Handicap International has been working in North Korea for the past 14 years. Its goals are to support the inclusion of children with disabilities in education, provide access to rehabilitation and orthopaedic fitting services, and promote the rights of people with disabilities.
© Myriam Abord / Handicap International
Although the country is politically isolated, Handicap International has been working in North Korea since 2001. Today, the organisation runs projects in Pyongyang and six provinces. Its three spheres of action are to ensure children with disabilities have access to education, to improve rehabilitation services and to support the inclusion of people with disabilities in society.
Handicap International’s work in the country began when the Korean Federation for the Protection of the Disabled requested help in developing its operations. The goal was to improve the aid provided to people with disabilities in a country that has long been isolated. Today, the organisation continues to support this federation in its efforts to provide quality services to disabled people and build an effective network, campaigning for the recognition of disability rights. In 2003, Handicap International supported the adoption of the Law on Protection of Disabled People, which was recently amended in 2014.
Furthermore, in order to improve children with disabilities’ access to education, Handicap International supports improved living conditions and quality of education for children with a hearing or visual impairment in six special schools. To this end, the organisation provides teacher training, undertakes renovation work in these schools and supplies educational resources.
In order to improve rehabilitation services, it also offers direct support to a number of orthopaedic fitting centres and clinics. The aid provided varies according to the need: it may involve renovating premises, training physiotherapists and orthopaedic technicians or supplying equipment and consumables. In addition, the organisation of mobile camps has made it possible to extend provision of rehabilitation services to remote regions.
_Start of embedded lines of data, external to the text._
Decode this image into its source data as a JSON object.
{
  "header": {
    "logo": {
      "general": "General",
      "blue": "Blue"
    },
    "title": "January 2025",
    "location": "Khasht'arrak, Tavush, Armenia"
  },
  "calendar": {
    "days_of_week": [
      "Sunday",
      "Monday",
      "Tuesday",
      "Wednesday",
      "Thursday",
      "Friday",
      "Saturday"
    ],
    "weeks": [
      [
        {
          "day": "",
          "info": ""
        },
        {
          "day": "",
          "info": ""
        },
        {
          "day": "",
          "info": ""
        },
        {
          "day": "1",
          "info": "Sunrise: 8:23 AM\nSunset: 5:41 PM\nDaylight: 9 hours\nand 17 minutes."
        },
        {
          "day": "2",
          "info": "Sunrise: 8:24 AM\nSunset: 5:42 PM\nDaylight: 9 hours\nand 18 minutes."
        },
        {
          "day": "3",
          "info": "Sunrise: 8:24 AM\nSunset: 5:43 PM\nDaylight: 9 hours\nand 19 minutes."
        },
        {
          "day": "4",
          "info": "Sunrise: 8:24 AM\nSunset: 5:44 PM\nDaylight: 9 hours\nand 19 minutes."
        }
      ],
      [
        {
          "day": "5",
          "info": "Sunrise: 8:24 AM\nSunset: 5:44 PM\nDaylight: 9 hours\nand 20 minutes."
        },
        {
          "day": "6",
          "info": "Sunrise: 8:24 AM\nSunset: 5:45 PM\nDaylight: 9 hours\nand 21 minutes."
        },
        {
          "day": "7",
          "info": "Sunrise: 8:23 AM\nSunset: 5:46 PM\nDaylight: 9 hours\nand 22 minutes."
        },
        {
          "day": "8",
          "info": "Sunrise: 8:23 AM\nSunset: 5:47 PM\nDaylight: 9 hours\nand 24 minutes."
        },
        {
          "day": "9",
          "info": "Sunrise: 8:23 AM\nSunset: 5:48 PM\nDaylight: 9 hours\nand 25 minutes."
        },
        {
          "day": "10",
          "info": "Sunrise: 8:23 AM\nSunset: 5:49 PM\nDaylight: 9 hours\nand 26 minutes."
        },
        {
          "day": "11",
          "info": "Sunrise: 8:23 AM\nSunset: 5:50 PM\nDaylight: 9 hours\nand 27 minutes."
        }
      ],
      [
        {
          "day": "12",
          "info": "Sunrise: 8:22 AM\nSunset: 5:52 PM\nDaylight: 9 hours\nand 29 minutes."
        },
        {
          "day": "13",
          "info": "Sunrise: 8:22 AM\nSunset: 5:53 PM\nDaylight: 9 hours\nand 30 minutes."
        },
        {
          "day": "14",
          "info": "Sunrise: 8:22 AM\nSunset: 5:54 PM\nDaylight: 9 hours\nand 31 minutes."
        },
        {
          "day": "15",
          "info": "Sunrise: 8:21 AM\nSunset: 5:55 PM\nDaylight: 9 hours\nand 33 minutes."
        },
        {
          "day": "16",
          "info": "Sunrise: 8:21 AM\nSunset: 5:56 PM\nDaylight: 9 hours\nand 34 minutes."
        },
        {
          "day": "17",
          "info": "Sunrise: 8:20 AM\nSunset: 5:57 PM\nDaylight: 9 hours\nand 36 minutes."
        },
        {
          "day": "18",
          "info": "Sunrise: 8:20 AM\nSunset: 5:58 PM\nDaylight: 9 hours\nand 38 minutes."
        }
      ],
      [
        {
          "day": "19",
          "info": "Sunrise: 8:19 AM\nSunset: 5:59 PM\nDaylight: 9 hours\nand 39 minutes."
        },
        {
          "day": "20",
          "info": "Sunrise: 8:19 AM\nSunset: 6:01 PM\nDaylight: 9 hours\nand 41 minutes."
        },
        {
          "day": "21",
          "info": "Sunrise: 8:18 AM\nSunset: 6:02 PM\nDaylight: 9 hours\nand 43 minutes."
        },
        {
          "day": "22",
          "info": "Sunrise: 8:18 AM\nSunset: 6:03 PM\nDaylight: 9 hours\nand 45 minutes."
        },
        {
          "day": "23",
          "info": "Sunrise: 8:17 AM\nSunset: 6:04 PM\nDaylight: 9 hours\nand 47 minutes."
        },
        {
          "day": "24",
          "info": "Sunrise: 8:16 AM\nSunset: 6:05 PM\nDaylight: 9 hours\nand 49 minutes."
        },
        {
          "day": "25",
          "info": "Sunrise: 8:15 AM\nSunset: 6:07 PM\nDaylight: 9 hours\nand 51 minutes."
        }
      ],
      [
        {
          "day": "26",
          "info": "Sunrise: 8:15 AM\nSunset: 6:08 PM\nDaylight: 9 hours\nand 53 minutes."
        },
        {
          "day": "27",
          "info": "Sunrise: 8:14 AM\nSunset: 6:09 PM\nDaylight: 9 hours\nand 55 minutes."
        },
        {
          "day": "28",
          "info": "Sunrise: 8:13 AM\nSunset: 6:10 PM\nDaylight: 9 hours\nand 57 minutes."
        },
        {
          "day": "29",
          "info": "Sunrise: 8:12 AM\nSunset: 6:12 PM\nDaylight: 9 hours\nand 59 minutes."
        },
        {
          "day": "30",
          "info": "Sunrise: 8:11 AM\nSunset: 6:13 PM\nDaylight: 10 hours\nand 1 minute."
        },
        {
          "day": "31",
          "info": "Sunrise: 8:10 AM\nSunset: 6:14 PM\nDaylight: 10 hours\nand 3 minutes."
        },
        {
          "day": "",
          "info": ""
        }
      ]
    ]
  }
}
North Korea is one of the poorest countries in Asia.
At the end of the Korean War in 1953, the Korean peninsula was divided into two states: the Democratic People’s Republic of Korea (North Korea) and the Republic of Korea (South Korea).
Since the significant support provided by countries in Eastern Europe came to an end, the country has been even more isolated and the everyday lives of the North Korean population are in crisis, both from a social and a health perspective. A shortage of medicines, energy supplies and a chronic lack of infrastructure make this one of the poorest countries in Asia.